__DIRECTIONS FOR THIS TASK__: Only the last stretch of the records is wanted: restate word for word the line with "What data populates" and every line after it.

::: RAW DATA

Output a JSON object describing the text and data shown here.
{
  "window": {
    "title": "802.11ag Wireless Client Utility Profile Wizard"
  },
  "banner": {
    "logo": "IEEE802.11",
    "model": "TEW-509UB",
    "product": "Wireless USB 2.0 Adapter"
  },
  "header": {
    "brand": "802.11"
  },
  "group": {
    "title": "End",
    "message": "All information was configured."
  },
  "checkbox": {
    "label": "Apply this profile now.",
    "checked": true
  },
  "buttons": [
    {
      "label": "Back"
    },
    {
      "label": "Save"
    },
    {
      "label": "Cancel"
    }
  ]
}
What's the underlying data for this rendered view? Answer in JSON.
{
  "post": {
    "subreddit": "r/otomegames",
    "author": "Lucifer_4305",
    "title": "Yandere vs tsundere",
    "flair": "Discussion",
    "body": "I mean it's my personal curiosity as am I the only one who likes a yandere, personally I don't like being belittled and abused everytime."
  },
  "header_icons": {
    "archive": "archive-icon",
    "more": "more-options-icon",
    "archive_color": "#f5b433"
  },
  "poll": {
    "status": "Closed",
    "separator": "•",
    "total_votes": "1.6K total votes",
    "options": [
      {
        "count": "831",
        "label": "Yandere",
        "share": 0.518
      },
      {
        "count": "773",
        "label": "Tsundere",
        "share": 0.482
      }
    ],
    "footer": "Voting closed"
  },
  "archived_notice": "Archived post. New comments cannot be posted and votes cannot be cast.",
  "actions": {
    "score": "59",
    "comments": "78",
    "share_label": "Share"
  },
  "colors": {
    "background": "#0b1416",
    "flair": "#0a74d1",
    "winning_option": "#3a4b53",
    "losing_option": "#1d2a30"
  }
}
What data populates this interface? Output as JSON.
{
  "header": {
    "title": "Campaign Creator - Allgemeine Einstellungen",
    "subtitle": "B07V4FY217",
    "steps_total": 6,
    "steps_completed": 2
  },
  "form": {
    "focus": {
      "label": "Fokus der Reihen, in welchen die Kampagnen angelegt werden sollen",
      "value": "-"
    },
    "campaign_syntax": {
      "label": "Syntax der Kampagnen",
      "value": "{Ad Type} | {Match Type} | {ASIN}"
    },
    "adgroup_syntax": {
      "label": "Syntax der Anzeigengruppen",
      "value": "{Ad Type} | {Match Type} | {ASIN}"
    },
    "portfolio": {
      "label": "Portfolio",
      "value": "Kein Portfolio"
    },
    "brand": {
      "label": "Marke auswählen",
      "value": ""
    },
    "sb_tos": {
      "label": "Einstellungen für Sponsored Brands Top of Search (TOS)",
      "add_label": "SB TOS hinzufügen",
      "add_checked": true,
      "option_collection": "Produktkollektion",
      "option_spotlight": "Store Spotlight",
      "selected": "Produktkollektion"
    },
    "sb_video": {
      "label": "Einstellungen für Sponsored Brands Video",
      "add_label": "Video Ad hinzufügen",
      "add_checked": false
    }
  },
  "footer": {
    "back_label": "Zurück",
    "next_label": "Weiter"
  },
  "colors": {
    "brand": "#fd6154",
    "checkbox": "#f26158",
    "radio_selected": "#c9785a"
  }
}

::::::

__EXPECTED ANSWER__:
What data populates this interface? Output as JSON.
{
  "header": {
    "title": "Campaign Creator - Allgemeine Einstellungen",
    "subtitle": "B07V4FY217",
    "steps_total": 6,
    "steps_completed": 2
  },
  "form": {
    "focus": {
      "label": "Fokus der Reihen, in welchen die Kampagnen angelegt werden sollen",
      "value": "-"
    },
    "campaign_syntax": {
      "label": "Syntax der Kampagnen",
      "value": "{Ad Type} | {Match Type} | {ASIN}"
    },
    "adgroup_syntax": {
      "label": "Syntax der Anzeigengruppen",
      "value": "{Ad Type} | {Match Type} | {ASIN}"
    },
    "portfolio": {
      "label": "Portfolio",
      "value": "Kein Portfolio"
    },
    "brand": {
      "label": "Marke auswählen",
      "value": ""
    },
    "sb_tos": {
      "label": "Einstellungen für Sponsored Brands Top of Search (TOS)",
      "add_label": "SB TOS hinzufügen",
      "add_checked": true,
      "option_collection": "Produktkollektion",
      "option_spotlight": "Store Spotlight",
      "selected": "Produktkollektion"
    },
    "sb_video": {
      "label": "Einstellungen für Sponsored Brands Video",
      "add_label": "Video Ad hinzufügen",
      "add_checked": false
    }
  },
  "footer": {
    "back_label": "Zurück",
    "next_label": "Weiter"
  },
  "colors": {
    "brand": "#fd6154",
    "checkbox": "#f26158",
    "radio_selected": "#c9785a"
  }
}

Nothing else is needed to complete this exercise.